-------- LISTED RECORDS
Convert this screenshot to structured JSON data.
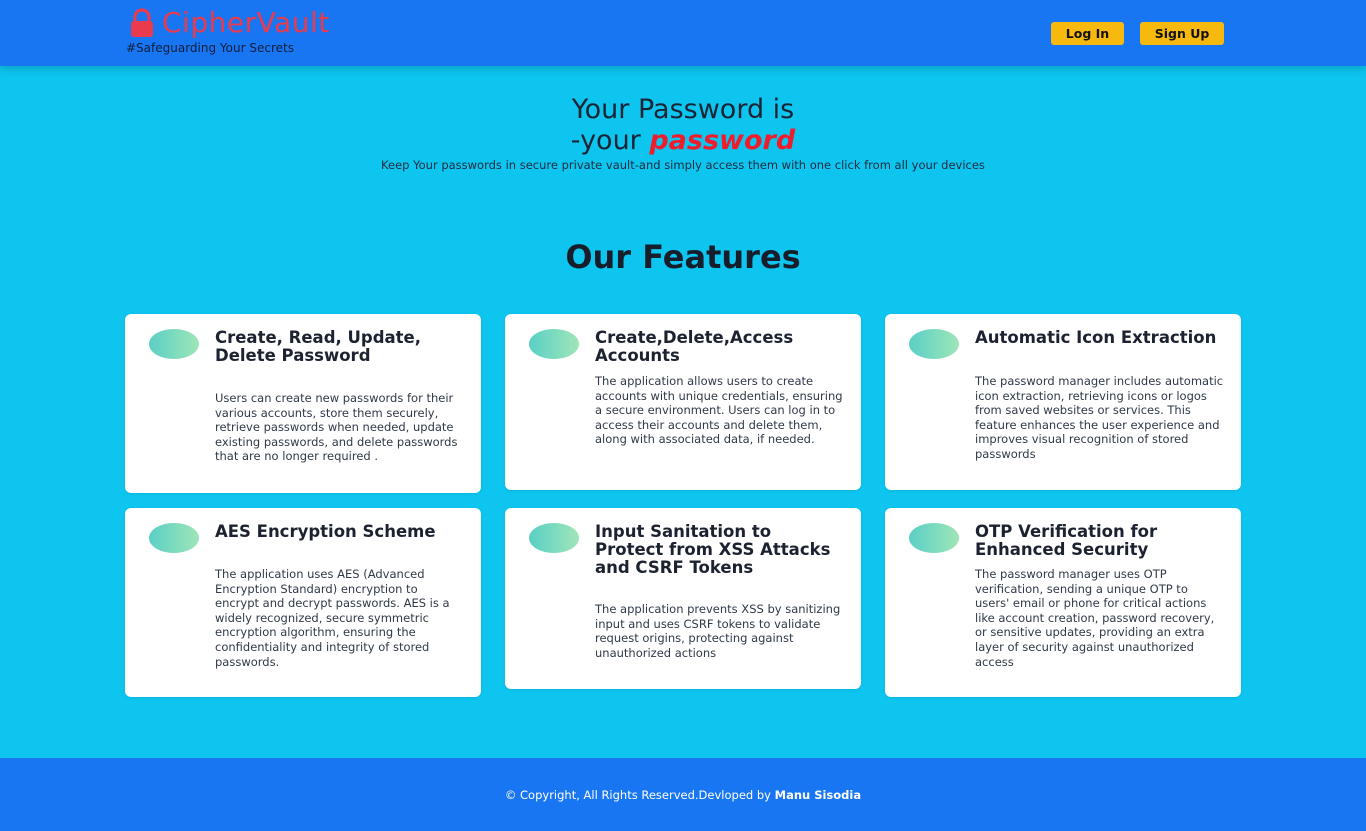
{
  "header": {
    "brand_name": "CipherVault",
    "tagline": "#Safeguarding Your Secrets",
    "login_label": "Log In",
    "signup_label": "Sign Up",
    "colors": {
      "bar": "#1876f2",
      "brand": "#ea3a4d",
      "button": "#f7b90e"
    }
  },
  "hero": {
    "title_line1": "Your Password is",
    "title_line2_prefix": "-your ",
    "title_line2_emphasis": "password",
    "subtitle": "Keep Your passwords in secure private vault-and simply access them with one click from all your devices"
  },
  "features": {
    "heading": "Our Features",
    "cards": [
      {
        "title": "Create, Read, Update, Delete Password",
        "text": "Users can create new passwords for their various accounts, store them securely, retrieve passwords when needed, update existing passwords, and delete passwords that are no longer required ."
      },
      {
        "title": "Create,Delete,Access Accounts",
        "text": "The application allows users to create accounts with unique credentials, ensuring a secure environment. Users can log in to access their accounts and delete them, along with associated data, if needed."
      },
      {
        "title": "Automatic Icon Extraction",
        "text": "The password manager includes automatic icon extraction, retrieving icons or logos from saved websites or services. This feature enhances the user experience and improves visual recognition of stored passwords"
      },
      {
        "title": "AES Encryption Scheme",
        "text": "The application uses AES (Advanced Encryption Standard) encryption to encrypt and decrypt passwords. AES is a widely recognized, secure symmetric encryption algorithm, ensuring the confidentiality and integrity of stored passwords."
      },
      {
        "title": "Input Sanitation to Protect from XSS Attacks and CSRF Tokens",
        "text": "The application prevents XSS by sanitizing input and uses CSRF tokens to validate request origins, protecting against unauthorized actions"
      },
      {
        "title": "OTP Verification for Enhanced Security",
        "text": "The password manager uses OTP verification, sending a unique OTP to users' email or phone for critical actions like account creation, password recovery, or sensitive updates, providing an extra layer of security against unauthorized access"
      }
    ]
  },
  "footer": {
    "text": "© Copyright, All Rights Reserved.Devloped by ",
    "author": "Manu Sisodia"
  }
}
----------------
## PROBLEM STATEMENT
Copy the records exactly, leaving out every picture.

## RESPONSE TO THIS EXERCISE
Convert this screenshot to structured JSON data.
{
  "header": {
    "brand_name": "CipherVault",
    "tagline": "#Safeguarding Your Secrets",
    "login_label": "Log In",
    "signup_label": "Sign Up",
    "colors": {
      "bar": "#1876f2",
      "brand": "#ea3a4d",
      "button": "#f7b90e"
    }
  },
  "hero": {
    "title_line1": "Your Password is",
    "title_line2_prefix": "-your ",
    "title_line2_emphasis": "password",
    "subtitle": "Keep Your passwords in secure private vault-and simply access them with one click from all your devices"
  },
  "features": {
    "heading": "Our Features",
    "cards": [
      {
        "title": "Create, Read, Update, Delete Password",
        "text": "Users can create new passwords for their various accounts, store them securely, retrieve passwords when needed, update existing passwords, and delete passwords that are no longer required ."
      },
      {
        "title": "Create,Delete,Access Accounts",
        "text": "The application allows users to create accounts with unique credentials, ensuring a secure environment. Users can log in to access their accounts and delete them, along with associated data, if needed."
      },
      {
        "title": "Automatic Icon Extraction",
        "text": "The password manager includes automatic icon extraction, retrieving icons or logos from saved websites or services. This feature enhances the user experience and improves visual recognition of stored passwords"
      },
      {
        "title": "AES Encryption Scheme",
        "text": "The application uses AES (Advanced Encryption Standard) encryption to encrypt and decrypt passwords. AES is a widely recognized, secure symmetric encryption algorithm, ensuring the confidentiality and integrity of stored passwords."
      },
      {
        "title": "Input Sanitation to Protect from XSS Attacks and CSRF Tokens",
        "text": "The application prevents XSS by sanitizing input and uses CSRF tokens to validate request origins, protecting against unauthorized actions"
      },
      {
        "title": "OTP Verification for Enhanced Security",
        "text": "The password manager uses OTP verification, sending a unique OTP to users' email or phone for critical actions like account creation, password recovery, or sensitive updates, providing an extra layer of security against unauthorized access"
      }
    ]
  },
  "footer": {
    "text": "© Copyright, All Rights Reserved.Devloped by ",
    "author": "Manu Sisodia"
  }
}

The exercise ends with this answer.